Supplementary File 1: Summary of repeat-induced-point mutation (RIP) per scaffold.
Supplementary File 2: Examples of the sequence depth and number of mismatches across
repetitive regions in Knoxdaviesia capensis and K. proteae.
Supplementary File 3: Overview of the classification of Knoxdaviesia genome-wide speciesspecific
proteins in Functional Catalogue categories.
Supplementary File 4: Classification and annotation of the genome-wide species-specific
proteins of Knoxdaviesia capensis and K. proteae.
Supplementary File 6: Summary of proteins excluded from and included in the final
Supplementary File 7: Overview of the classification of Knoxdaviesia secreted proteins in
Functional Catalogue categories.
Supplementary File 8: Classification and annotation of the putative secreted proteins of
Knoxdaviesia capensis and K. proteae.
Supplementary File 9: Classification and annotation of the small secreted cysteine-rich
proteins (SSCPs) identified in the two Knoxdaviesia genomes.
Supplementary Table S1: Occurrence of the TTAGGGTTAC / GTAACCCTAA

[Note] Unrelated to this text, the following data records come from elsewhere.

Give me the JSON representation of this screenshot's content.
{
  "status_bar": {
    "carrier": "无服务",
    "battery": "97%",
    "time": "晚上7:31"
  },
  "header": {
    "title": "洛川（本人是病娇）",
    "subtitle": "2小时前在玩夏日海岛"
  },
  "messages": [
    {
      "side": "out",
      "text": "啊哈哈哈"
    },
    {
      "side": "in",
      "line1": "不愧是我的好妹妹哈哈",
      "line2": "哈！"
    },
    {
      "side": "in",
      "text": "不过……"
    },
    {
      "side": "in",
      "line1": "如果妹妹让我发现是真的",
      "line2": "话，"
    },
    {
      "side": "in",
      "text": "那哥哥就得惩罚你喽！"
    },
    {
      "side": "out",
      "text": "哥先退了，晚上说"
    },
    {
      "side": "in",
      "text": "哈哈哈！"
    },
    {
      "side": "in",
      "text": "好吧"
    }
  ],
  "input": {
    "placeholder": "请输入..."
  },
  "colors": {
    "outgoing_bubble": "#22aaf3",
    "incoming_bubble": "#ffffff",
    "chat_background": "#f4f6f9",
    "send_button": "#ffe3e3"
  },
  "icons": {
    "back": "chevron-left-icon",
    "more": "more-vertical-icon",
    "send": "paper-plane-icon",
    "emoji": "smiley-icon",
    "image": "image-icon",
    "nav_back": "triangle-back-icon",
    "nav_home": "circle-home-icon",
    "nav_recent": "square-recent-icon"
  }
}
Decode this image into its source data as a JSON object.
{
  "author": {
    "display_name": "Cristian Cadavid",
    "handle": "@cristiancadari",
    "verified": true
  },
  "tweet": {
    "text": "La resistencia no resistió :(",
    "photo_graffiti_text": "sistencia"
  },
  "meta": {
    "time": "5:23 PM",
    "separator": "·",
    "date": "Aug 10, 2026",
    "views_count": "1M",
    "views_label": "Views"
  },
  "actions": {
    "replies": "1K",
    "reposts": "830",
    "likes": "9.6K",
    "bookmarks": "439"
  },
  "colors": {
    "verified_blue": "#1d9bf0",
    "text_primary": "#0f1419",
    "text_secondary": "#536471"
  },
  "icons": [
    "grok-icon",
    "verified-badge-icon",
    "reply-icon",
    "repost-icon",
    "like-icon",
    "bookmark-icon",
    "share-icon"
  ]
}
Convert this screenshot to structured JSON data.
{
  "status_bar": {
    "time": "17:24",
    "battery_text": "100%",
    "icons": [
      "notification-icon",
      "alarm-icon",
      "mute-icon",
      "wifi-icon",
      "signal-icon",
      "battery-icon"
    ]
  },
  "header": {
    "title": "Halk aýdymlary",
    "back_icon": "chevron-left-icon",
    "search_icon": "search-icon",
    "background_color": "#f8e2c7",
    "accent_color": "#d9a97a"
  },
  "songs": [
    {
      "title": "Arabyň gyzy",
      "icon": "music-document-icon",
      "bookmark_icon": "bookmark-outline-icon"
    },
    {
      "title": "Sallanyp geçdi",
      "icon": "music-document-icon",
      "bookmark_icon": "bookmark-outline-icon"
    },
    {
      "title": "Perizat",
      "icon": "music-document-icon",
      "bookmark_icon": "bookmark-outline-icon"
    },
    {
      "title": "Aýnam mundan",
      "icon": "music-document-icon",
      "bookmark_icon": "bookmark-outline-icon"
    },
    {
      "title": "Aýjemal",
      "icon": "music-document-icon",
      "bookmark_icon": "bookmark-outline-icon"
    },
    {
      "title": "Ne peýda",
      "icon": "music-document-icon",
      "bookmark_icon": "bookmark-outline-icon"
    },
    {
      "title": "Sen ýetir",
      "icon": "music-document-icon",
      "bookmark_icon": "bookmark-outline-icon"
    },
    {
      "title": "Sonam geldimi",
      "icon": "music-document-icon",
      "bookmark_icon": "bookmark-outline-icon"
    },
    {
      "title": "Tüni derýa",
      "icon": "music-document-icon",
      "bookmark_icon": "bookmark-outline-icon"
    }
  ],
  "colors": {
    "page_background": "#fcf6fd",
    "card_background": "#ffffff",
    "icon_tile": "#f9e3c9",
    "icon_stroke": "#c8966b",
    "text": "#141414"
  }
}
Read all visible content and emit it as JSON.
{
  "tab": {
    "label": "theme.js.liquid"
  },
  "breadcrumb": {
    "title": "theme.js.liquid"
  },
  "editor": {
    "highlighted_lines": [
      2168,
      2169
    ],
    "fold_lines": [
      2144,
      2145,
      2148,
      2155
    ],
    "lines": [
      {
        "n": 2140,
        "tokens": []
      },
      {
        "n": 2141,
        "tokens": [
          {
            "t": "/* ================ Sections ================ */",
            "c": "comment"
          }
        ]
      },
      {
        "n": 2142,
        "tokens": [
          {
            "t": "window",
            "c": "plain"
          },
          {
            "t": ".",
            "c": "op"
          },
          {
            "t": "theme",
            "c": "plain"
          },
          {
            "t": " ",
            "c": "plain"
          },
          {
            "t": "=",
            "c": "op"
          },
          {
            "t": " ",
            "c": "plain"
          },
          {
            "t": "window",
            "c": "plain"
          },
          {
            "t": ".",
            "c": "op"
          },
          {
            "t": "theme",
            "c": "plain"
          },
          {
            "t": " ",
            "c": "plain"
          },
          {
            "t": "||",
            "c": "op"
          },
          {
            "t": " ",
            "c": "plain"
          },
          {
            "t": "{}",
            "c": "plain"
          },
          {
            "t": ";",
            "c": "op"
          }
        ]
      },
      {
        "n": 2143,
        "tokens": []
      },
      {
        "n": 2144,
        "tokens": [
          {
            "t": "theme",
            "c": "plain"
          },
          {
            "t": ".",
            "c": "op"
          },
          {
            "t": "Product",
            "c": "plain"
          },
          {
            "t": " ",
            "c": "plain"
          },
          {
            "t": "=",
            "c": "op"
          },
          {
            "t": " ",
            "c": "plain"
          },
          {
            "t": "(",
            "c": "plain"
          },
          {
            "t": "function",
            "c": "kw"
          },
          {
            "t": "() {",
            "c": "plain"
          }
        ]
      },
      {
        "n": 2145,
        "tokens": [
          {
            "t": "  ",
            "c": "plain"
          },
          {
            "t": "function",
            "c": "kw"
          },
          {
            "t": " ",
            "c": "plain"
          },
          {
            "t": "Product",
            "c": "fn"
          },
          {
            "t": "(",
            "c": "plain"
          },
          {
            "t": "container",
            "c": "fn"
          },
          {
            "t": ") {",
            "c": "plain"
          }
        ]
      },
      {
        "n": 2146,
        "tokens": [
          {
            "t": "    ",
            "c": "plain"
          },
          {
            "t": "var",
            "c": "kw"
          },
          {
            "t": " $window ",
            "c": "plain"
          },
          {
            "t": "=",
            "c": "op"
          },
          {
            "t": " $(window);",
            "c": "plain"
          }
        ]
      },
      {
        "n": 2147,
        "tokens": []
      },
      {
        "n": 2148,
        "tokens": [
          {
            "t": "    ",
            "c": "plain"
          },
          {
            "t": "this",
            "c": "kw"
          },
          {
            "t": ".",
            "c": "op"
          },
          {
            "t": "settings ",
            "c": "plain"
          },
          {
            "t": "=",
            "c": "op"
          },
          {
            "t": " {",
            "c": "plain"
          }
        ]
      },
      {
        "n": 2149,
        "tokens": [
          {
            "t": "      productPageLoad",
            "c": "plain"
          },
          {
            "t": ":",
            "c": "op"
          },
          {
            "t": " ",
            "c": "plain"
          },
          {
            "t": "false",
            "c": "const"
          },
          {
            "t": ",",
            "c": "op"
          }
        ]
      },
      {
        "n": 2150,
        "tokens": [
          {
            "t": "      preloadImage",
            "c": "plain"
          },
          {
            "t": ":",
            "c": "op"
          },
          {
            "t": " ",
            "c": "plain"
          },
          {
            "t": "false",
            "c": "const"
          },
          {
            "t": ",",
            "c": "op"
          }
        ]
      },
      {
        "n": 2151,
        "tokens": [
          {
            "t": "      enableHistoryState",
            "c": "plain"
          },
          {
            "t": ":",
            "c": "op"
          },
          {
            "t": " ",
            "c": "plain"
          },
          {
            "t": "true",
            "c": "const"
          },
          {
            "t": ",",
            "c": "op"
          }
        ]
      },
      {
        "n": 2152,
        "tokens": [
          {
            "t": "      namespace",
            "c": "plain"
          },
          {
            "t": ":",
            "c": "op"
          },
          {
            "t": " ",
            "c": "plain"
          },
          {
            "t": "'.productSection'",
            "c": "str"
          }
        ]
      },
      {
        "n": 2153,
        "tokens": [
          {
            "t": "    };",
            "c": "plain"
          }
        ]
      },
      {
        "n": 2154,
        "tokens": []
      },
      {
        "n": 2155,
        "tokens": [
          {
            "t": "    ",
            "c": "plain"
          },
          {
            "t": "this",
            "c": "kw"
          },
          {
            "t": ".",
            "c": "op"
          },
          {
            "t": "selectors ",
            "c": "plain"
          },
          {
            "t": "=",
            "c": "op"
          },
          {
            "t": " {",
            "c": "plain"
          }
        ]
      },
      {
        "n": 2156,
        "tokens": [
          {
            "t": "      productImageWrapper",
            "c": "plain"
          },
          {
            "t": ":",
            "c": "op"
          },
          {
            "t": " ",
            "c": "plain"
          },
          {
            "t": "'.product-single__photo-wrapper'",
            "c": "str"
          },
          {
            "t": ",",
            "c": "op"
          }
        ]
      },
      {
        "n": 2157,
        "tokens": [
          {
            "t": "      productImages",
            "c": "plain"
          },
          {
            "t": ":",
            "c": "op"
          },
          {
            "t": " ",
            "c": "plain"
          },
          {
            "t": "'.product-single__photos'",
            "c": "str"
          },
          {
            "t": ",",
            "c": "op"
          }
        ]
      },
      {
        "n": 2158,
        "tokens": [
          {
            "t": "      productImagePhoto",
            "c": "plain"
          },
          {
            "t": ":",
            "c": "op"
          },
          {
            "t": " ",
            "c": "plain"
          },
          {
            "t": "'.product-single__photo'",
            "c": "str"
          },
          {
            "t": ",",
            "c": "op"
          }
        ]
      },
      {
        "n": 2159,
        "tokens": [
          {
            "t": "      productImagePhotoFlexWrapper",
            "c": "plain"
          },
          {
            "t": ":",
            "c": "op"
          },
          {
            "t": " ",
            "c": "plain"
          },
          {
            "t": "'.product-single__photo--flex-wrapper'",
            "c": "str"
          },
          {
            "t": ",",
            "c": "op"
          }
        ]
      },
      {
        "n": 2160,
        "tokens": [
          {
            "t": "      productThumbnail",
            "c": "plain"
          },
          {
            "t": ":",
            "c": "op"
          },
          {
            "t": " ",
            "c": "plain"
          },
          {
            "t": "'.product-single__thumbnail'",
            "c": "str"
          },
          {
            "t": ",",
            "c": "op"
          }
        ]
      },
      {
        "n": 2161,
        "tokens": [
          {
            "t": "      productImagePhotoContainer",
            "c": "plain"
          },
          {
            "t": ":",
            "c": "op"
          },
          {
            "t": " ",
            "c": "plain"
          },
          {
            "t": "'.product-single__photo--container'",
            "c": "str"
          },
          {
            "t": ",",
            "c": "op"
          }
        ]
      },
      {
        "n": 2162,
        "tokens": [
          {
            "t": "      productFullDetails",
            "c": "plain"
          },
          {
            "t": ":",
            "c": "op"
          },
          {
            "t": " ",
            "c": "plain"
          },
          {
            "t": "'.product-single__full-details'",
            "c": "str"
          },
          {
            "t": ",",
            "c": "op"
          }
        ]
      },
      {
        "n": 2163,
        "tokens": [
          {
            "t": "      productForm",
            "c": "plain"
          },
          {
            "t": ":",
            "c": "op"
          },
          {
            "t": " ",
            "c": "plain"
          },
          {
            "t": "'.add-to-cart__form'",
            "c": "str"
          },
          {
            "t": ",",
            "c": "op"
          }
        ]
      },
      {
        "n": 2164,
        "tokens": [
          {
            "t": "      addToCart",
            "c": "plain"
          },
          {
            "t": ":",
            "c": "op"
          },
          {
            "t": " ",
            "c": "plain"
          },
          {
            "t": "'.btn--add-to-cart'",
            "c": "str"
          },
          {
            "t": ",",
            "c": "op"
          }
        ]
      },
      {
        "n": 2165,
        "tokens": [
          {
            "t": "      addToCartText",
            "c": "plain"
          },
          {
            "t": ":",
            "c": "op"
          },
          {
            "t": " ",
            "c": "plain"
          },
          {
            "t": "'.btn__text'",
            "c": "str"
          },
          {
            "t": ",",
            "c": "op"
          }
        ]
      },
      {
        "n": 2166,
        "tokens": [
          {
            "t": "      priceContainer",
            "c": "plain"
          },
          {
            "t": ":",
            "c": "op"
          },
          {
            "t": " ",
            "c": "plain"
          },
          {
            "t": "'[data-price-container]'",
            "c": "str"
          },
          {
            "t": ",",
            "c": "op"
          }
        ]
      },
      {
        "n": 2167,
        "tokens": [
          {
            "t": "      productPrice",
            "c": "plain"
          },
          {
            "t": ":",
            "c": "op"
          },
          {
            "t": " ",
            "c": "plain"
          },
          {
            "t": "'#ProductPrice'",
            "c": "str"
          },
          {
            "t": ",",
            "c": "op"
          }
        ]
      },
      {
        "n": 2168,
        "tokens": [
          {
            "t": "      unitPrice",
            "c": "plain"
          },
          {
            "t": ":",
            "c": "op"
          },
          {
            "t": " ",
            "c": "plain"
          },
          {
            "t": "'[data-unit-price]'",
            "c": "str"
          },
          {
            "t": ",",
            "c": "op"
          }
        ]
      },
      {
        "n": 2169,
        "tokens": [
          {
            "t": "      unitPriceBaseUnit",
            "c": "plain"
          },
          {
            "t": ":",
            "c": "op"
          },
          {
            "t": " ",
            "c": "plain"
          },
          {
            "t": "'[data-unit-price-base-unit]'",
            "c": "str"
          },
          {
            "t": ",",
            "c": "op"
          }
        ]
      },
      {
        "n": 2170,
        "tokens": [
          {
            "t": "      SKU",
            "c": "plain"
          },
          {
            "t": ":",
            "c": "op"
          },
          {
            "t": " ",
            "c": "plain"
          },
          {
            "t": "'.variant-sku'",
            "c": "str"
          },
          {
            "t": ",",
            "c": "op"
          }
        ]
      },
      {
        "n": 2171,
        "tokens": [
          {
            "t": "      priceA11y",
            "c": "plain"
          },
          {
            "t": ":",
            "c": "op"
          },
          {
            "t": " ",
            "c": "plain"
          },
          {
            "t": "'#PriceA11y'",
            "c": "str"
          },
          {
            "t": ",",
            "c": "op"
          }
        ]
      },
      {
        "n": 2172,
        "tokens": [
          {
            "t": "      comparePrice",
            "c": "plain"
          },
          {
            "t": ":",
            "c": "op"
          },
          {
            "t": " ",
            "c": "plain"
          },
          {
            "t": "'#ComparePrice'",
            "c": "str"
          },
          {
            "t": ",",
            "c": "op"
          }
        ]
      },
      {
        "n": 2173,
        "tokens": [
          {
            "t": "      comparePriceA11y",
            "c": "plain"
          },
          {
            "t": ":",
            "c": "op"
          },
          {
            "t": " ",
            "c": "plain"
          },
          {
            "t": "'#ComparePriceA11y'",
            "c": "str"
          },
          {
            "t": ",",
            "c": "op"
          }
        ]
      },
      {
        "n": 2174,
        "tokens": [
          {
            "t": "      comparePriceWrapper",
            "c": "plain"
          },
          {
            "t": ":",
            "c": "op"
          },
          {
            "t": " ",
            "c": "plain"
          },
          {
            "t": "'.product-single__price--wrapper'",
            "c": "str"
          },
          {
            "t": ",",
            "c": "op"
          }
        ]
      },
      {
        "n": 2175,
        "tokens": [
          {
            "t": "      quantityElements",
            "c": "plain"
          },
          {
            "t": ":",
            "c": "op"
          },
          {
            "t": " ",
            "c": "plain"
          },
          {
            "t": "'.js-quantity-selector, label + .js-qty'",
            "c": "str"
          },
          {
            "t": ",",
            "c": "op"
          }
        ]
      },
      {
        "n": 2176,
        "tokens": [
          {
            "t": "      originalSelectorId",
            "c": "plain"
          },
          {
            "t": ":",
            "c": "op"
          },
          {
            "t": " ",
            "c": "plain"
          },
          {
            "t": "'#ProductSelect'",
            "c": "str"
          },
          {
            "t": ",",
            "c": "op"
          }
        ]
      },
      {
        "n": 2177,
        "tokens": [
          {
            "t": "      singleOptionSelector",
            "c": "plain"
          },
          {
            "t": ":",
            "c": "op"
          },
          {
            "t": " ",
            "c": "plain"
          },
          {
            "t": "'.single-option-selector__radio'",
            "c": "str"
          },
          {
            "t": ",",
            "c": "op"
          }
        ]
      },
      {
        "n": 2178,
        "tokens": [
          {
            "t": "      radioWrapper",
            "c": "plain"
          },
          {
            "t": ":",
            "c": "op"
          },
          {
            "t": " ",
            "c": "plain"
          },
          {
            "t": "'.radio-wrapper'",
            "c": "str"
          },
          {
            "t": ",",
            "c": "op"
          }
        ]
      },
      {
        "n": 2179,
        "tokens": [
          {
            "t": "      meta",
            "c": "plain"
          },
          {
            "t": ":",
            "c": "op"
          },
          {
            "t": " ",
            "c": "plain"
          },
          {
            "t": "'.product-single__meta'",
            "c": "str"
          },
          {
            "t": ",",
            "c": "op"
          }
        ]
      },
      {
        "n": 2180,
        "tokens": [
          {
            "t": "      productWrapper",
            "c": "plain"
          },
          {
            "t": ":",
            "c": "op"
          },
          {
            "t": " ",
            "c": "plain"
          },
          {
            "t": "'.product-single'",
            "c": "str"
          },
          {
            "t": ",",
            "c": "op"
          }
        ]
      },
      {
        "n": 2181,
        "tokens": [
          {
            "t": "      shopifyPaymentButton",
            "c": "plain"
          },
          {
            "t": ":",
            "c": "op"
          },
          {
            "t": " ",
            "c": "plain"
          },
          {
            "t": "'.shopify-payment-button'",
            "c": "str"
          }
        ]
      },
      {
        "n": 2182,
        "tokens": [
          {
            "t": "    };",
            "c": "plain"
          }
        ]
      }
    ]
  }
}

Knoxdaviesia telomere repeat in K. capensis and K. proteae.
Supplementary Table S2: Populous orthogroups in the Knoxdaviesia genomes.
Supplementary Table S3: Outcome of the protein BLAST for the Knoxdaviesia capensis
and K. proteae species-specific proteins.
Supplementary Table S4: Cysteine-rich secreted proteins and proteins with hits to the
Pathogen Host Interaction (PHI) database in Knoxdaviesia capensis and K. proteae.
Supplementary Table S5: Amplification of the T1PKS-4 cluster deletion in Knoxdaviesia
capensis and K. proteae.
The predicted proteins of Knoxdaviesia capensis and K. proteae in FASTA format and the
gff3 annotation files of the transposable elements identified by the REPET package have been
made available on Mendeley Data (https://data.mendeley.com/), DOI:10.17632/rbx32w7crp.1